■ **WHAT THIS TASK INVOLVES**: Output the full listing below exactly; the images stay out.

□ □ □ □

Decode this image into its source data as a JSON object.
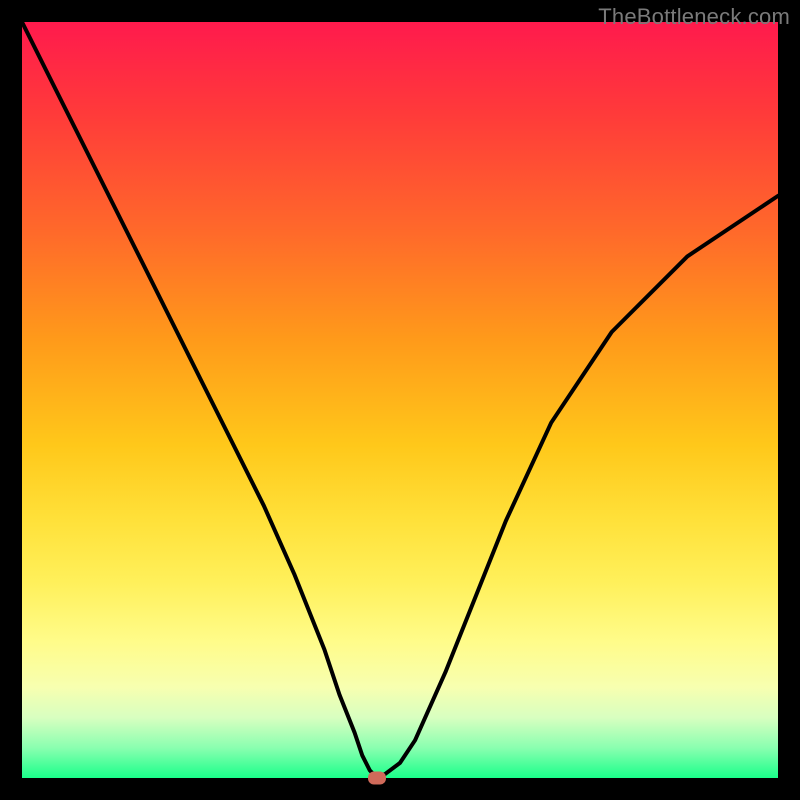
{
  "watermark": "TheBottleneck.com",
  "chart_data": {
    "type": "line",
    "title": "",
    "xlabel": "",
    "ylabel": "",
    "xlim": [
      0,
      100
    ],
    "ylim": [
      0,
      100
    ],
    "grid": false,
    "legend": false,
    "series": [
      {
        "name": "bottleneck-curve",
        "x": [
          0,
          4,
          8,
          12,
          16,
          20,
          24,
          28,
          32,
          36,
          40,
          42,
          44,
          45,
          46,
          47,
          48,
          50,
          52,
          56,
          60,
          64,
          70,
          78,
          88,
          100
        ],
        "y": [
          100,
          92,
          84,
          76,
          68,
          60,
          52,
          44,
          36,
          27,
          17,
          11,
          6,
          3,
          1,
          0,
          0.5,
          2,
          5,
          14,
          24,
          34,
          47,
          59,
          69,
          77
        ]
      }
    ],
    "marker": {
      "name": "optimal-point",
      "x": 47,
      "y": 0,
      "color": "#d06a5a"
    },
    "background_gradient": {
      "top": "#ff1a4d",
      "middle": "#ffe13a",
      "bottom": "#1aff8a"
    }
  }
}
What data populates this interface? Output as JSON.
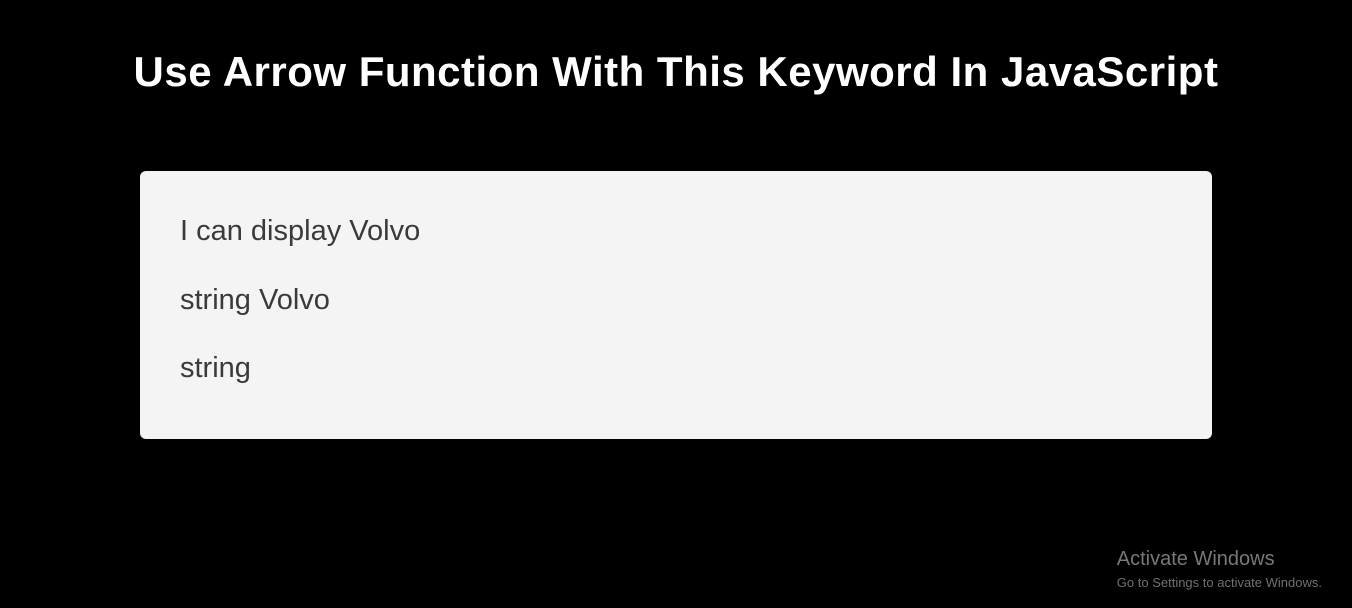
{
  "page": {
    "title": "Use Arrow Function With This Keyword In JavaScript"
  },
  "output": {
    "line1": "I can display Volvo",
    "line2": "string Volvo",
    "line3": "string"
  },
  "watermark": {
    "title": "Activate Windows",
    "subtitle": "Go to Settings to activate Windows."
  }
}
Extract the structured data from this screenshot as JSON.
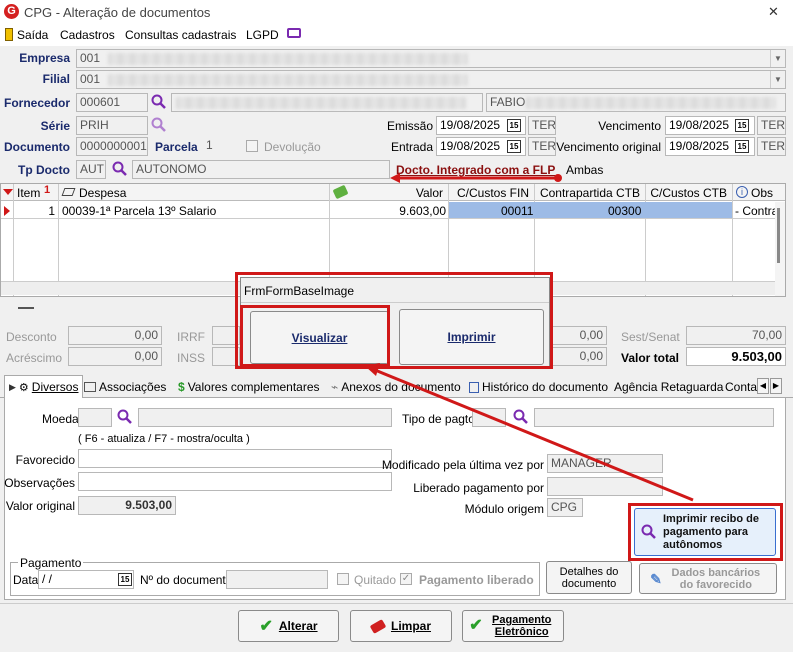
{
  "window": {
    "title": "CPG - Alteração de documentos",
    "close": "✕"
  },
  "menu": {
    "saida": "Saída",
    "cadastros": "Cadastros",
    "consultas": "Consultas cadastrais",
    "lgpd": "LGPD"
  },
  "form": {
    "empresa_label": "Empresa",
    "empresa_value": "001",
    "filial_label": "Filial",
    "filial_value": "001",
    "fornecedor_label": "Fornecedor",
    "fornecedor_value": "000601",
    "fornecedor_name_right": "FABIO",
    "serie_label": "Série",
    "serie_value": "PRIH",
    "documento_label": "Documento",
    "documento_value": "0000000001",
    "parcela_label": "Parcela",
    "parcela_value": "1",
    "devolucao_label": "Devolução",
    "tpdocto_label": "Tp Docto",
    "tpdocto_value": "AUT",
    "tpdocto_desc": "AUTONOMO",
    "integrado_label": "Docto. Integrado com a FLP",
    "integrado_value": "Ambas",
    "emissao_label": "Emissão",
    "emissao_value": "19/08/2025",
    "emissao_day": "TER",
    "entrada_label": "Entrada",
    "entrada_value": "19/08/2025",
    "entrada_day": "TER",
    "vencimento_label": "Vencimento",
    "vencimento_value": "19/08/2025",
    "vencimento_day": "TER",
    "vencorig_label": "Vencimento original",
    "vencorig_value": "19/08/2025",
    "vencorig_day": "TER",
    "cal_icon": "15"
  },
  "grid": {
    "headers": {
      "item": "Item",
      "despesa": "Despesa",
      "valor": "Valor",
      "ccustos_fin": "C/Custos FIN",
      "contrapartida": "Contrapartida CTB",
      "ccustos_ctb": "C/Custos CTB",
      "obs": "Obs"
    },
    "row": {
      "item": "1",
      "despesa": "00039-1ª Parcela 13º Salario",
      "valor": "9.603,00",
      "ccustos_fin": "00011",
      "contrapartida": "00300",
      "ccustos_ctb": "",
      "obs": "- Contra"
    }
  },
  "totals": {
    "desconto_label": "Desconto",
    "desconto_value": "0,00",
    "acrescimo_label": "Acréscimo",
    "acrescimo_value": "0,00",
    "irrf_label": "IRRF",
    "inss_label": "INSS",
    "mid1_value": "0,00",
    "mid2_value": "0,00",
    "sestsenat_label": "Sest/Senat",
    "sestsenat_value": "70,00",
    "valortotal_label": "Valor total",
    "valortotal_value": "9.503,00"
  },
  "popup": {
    "title": "FrmFormBaseImage",
    "visualizar": "Visualizar",
    "imprimir": "Imprimir"
  },
  "tabs": [
    "Diversos",
    "Associações",
    "Valores complementares",
    "Anexos do documento",
    "Histórico do documento",
    "Agência Retaguarda",
    "Contal"
  ],
  "diversos": {
    "moeda_label": "Moeda",
    "tipopagto_label": "Tipo de pagto",
    "hint": "( F6 - atualiza / F7 - mostra/oculta )",
    "favorecido_label": "Favorecido",
    "observacoes_label": "Observações",
    "valororiginal_label": "Valor original",
    "valororiginal_value": "9.503,00",
    "modificado_label": "Modificado pela última vez por",
    "modificado_value": "MANAGER",
    "liberado_label": "Liberado pagamento por",
    "modulo_label": "Módulo origem",
    "modulo_value": "CPG",
    "recibo_button": "Imprimir recibo de pagamento para autônomos"
  },
  "pagamento": {
    "group_label": "Pagamento",
    "data_label": "Data",
    "data_value": " /  /",
    "ndoc_label": "Nº do documento",
    "quitado_label": "Quitado",
    "liberado_label": "Pagamento liberado",
    "detalhes_button": "Detalhes do documento",
    "dados_bancarios_button": "Dados bancários do favorecido"
  },
  "footer": {
    "alterar": "Alterar",
    "limpar": "Limpar",
    "pagamento_eletronico": "Pagamento Eletrônico"
  },
  "colors": {
    "accent_red": "#d01818",
    "label_blue": "#1a2a6c",
    "selection": "#9dbbe6"
  }
}
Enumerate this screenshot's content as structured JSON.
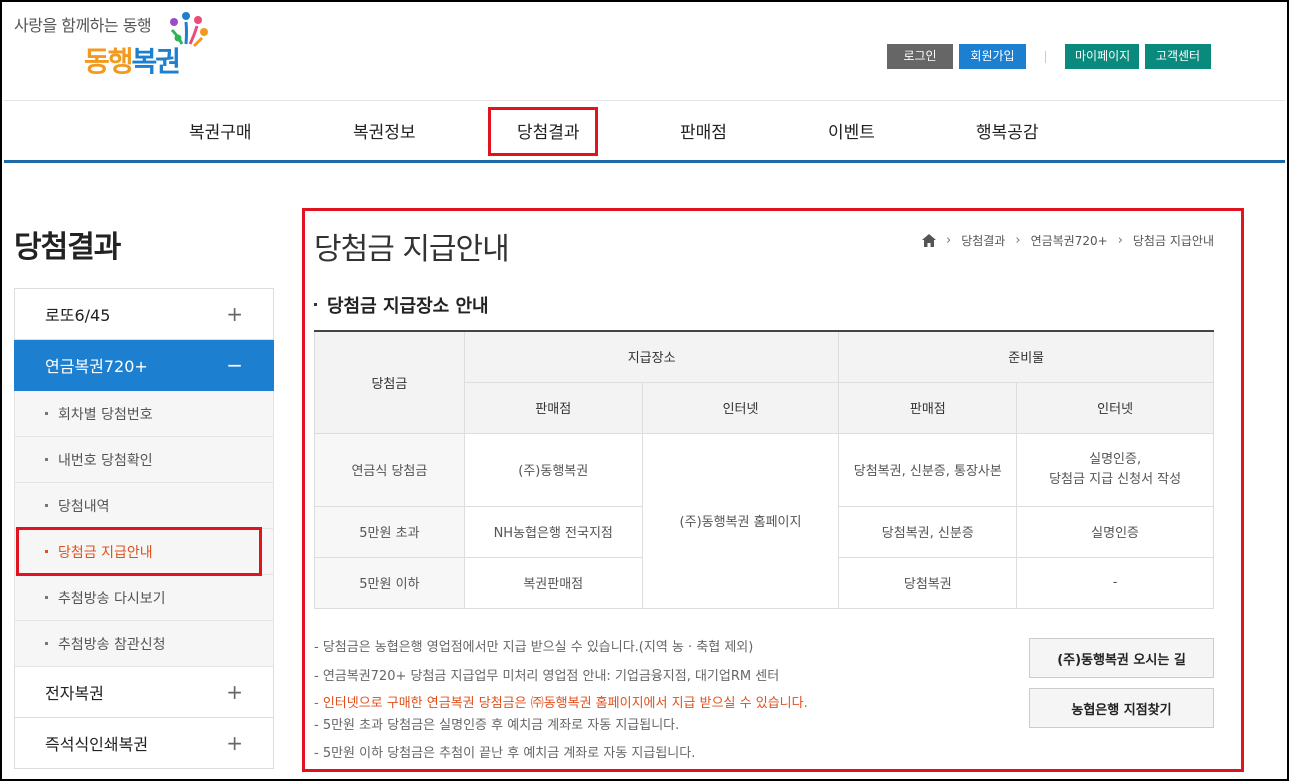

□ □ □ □

■ **ANSWER SPACE**:
Decode this image into its source data as a JSON object.
{
  "watermark": "TheBottleneck.com",
  "chart_data": {
    "type": "line",
    "title": "",
    "xlabel": "",
    "ylabel": "",
    "xlim": [
      0,
      100
    ],
    "ylim": [
      0,
      100
    ],
    "grid": false,
    "legend": false,
    "series": [
      {
        "name": "bottleneck-curve",
        "x": [
          0,
          4,
          8,
          12,
          16,
          20,
          24,
          28,
          32,
          36,
          40,
          42,
          44,
          45,
          46,
          47,
          48,
          50,
          52,
          56,
          60,
          64,
          70,
          78,
          88,
          100
        ],
        "y": [
          100,
          92,
          84,
          76,
          68,
          60,
          52,
          44,
          36,
          27,
          17,
          11,
          6,
          3,
          1,
          0,
          0.5,
          2,
          5,
          14,
          24,
          34,
          47,
          59,
          69,
          77
        ]
      }
    ],
    "marker": {
      "name": "optimal-point",
      "x": 47,
      "y": 0,
      "color": "#d06a5a"
    },
    "background_gradient": {
      "top": "#ff1a4d",
      "middle": "#ffe13a",
      "bottom": "#1aff8a"
    }
  }
}
What data populates this interface? Output as JSON.
{
  "page": {
    "title": "Use Arrow Function With This Keyword In JavaScript"
  },
  "output": {
    "line1": "I can display Volvo",
    "line2": "string Volvo",
    "line3": "string"
  },
  "watermark": {
    "title": "Activate Windows",
    "subtitle": "Go to Settings to activate Windows."
  }
}
Extract the structured data from this screenshot as JSON.
{
  "window": {
    "title": "CPG - Alteração de documentos",
    "close": "✕"
  },
  "menu": {
    "saida": "Saída",
    "cadastros": "Cadastros",
    "consultas": "Consultas cadastrais",
    "lgpd": "LGPD"
  },
  "form": {
    "empresa_label": "Empresa",
    "empresa_value": "001",
    "filial_label": "Filial",
    "filial_value": "001",
    "fornecedor_label": "Fornecedor",
    "fornecedor_value": "000601",
    "fornecedor_name_right": "FABIO",
    "serie_label": "Série",
    "serie_value": "PRIH",
    "documento_label": "Documento",
    "documento_value": "0000000001",
    "parcela_label": "Parcela",
    "parcela_value": "1",
    "devolucao_label": "Devolução",
    "tpdocto_label": "Tp Docto",
    "tpdocto_value": "AUT",
    "tpdocto_desc": "AUTONOMO",
    "integrado_label": "Docto. Integrado com a FLP",
    "integrado_value": "Ambas",
    "emissao_label": "Emissão",
    "emissao_value": "19/08/2025",
    "emissao_day": "TER",
    "entrada_label": "Entrada",
    "entrada_value": "19/08/2025",
    "entrada_day": "TER",
    "vencimento_label": "Vencimento",
    "vencimento_value": "19/08/2025",
    "vencimento_day": "TER",
    "vencorig_label": "Vencimento original",
    "vencorig_value": "19/08/2025",
    "vencorig_day": "TER",
    "cal_icon": "15"
  },
  "grid": {
    "headers": {
      "item": "Item",
      "despesa": "Despesa",
      "valor": "Valor",
      "ccustos_fin": "C/Custos FIN",
      "contrapartida": "Contrapartida CTB",
      "ccustos_ctb": "C/Custos CTB",
      "obs": "Obs"
    },
    "row": {
      "item": "1",
      "despesa": "00039-1ª Parcela 13º Salario",
      "valor": "9.603,00",
      "ccustos_fin": "00011",
      "contrapartida": "00300",
      "ccustos_ctb": "",
      "obs": "- Contra"
    }
  },
  "totals": {
    "desconto_label": "Desconto",
    "desconto_value": "0,00",
    "acrescimo_label": "Acréscimo",
    "acrescimo_value": "0,00",
    "irrf_label": "IRRF",
    "inss_label": "INSS",
    "mid1_value": "0,00",
    "mid2_value": "0,00",
    "sestsenat_label": "Sest/Senat",
    "sestsenat_value": "70,00",
    "valortotal_label": "Valor total",
    "valortotal_value": "9.503,00"
  },
  "popup": {
    "title": "FrmFormBaseImage",
    "visualizar": "Visualizar",
    "imprimir": "Imprimir"
  },
  "tabs": [
    "Diversos",
    "Associações",
    "Valores complementares",
    "Anexos do documento",
    "Histórico do documento",
    "Agência Retaguarda",
    "Contal"
  ],
  "diversos": {
    "moeda_label": "Moeda",
    "tipopagto_label": "Tipo de pagto",
    "hint": "( F6 - atualiza / F7 - mostra/oculta )",
    "favorecido_label": "Favorecido",
    "observacoes_label": "Observações",
    "valororiginal_label": "Valor original",
    "valororiginal_value": "9.503,00",
    "modificado_label": "Modificado pela última vez por",
    "modificado_value": "MANAGER",
    "liberado_label": "Liberado pagamento por",
    "modulo_label": "Módulo origem",
    "modulo_value": "CPG",
    "recibo_button": "Imprimir recibo de pagamento para autônomos"
  },
  "pagamento": {
    "group_label": "Pagamento",
    "data_label": "Data",
    "data_value": " /  /",
    "ndoc_label": "Nº do documento",
    "quitado_label": "Quitado",
    "liberado_label": "Pagamento liberado",
    "detalhes_button": "Detalhes do documento",
    "dados_bancarios_button": "Dados bancários do favorecido"
  },
  "footer": {
    "alterar": "Alterar",
    "limpar": "Limpar",
    "pagamento_eletronico": "Pagamento Eletrônico"
  },
  "colors": {
    "accent_red": "#d01818",
    "label_blue": "#1a2a6c",
    "selection": "#9dbbe6"
  }
}
Enumerate this screenshot's content as structured JSON.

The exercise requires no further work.